Posted by: Loren Coleman on March 17th, 2008
Various interviews I’ve had with St. Johns River and Lake Monroe area residents who remember the news reports from the 1950s still do feel that the reports were merely “Northern” tourists who saw unusual (but known) animals in the local waters. The number one candidate: manatee.
Manatees generally do stay below the surface, but have to come up for air, of course. Reflective of the lower population density in the 1950s, they may have been a rather surprising sight.
Some manatees do, also, have light gray to pinkish looking skin, in various light or water conditions.
There are five species of Sirenia, but scientists believe that there were many more in the past. Early forms of manatees are thought to have originated near the Amazon basin in South America. Some remained there to become the Amazonian manatee (Trichechus inunguis), while others migrated up through the Caribbean, giving rise to the Antillean (Trichechus manatus manatus) and Florida manatees (Trichechus manatus latirostris). Another group managed to swim or were carried on currents across the Atlantic and became the West African manatee (Trichechus senegalensis).
Dugongs, known by the scientific name as Dugong dugong, are thought to have evolved along with manatees, and they once ranged from Europe to Africa, and along the east and west coasts of the Americas. At the present time, they are found only in the Eastern Hemisphere in the Indian and Pacific Oceans.
Steller’s sea cow (Hydrodamalis gigas), another species of Sirenia, [allegedly] became extinct in the 1700s. ~ Source.
Does part of the answer to Lake Monroe Monster, at least, rest with the manatee?

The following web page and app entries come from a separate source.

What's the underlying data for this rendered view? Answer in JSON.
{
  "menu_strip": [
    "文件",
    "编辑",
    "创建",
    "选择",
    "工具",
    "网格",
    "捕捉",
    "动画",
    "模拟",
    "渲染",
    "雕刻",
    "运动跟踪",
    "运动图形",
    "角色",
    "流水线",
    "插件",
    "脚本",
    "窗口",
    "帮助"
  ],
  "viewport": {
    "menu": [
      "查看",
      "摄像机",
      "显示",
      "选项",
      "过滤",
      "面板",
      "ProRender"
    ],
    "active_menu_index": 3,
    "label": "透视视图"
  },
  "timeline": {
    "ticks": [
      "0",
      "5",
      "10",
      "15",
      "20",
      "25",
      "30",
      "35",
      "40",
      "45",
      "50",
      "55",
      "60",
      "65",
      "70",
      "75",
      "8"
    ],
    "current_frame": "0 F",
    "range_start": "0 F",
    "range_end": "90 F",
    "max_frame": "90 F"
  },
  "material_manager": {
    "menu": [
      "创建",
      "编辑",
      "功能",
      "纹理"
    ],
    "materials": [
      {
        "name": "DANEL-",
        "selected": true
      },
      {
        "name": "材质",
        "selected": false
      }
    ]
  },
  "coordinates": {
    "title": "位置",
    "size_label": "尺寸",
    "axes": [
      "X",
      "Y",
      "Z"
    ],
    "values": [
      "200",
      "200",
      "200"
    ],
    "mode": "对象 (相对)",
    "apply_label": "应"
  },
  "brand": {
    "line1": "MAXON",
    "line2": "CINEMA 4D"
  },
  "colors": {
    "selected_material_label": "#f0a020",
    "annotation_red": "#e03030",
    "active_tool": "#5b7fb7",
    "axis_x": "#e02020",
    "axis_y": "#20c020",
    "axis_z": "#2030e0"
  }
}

Go observe for yourself.
One of the best places to see manatees up close is Blue Springs State Park in Orange City, Florida. I highly recommend it.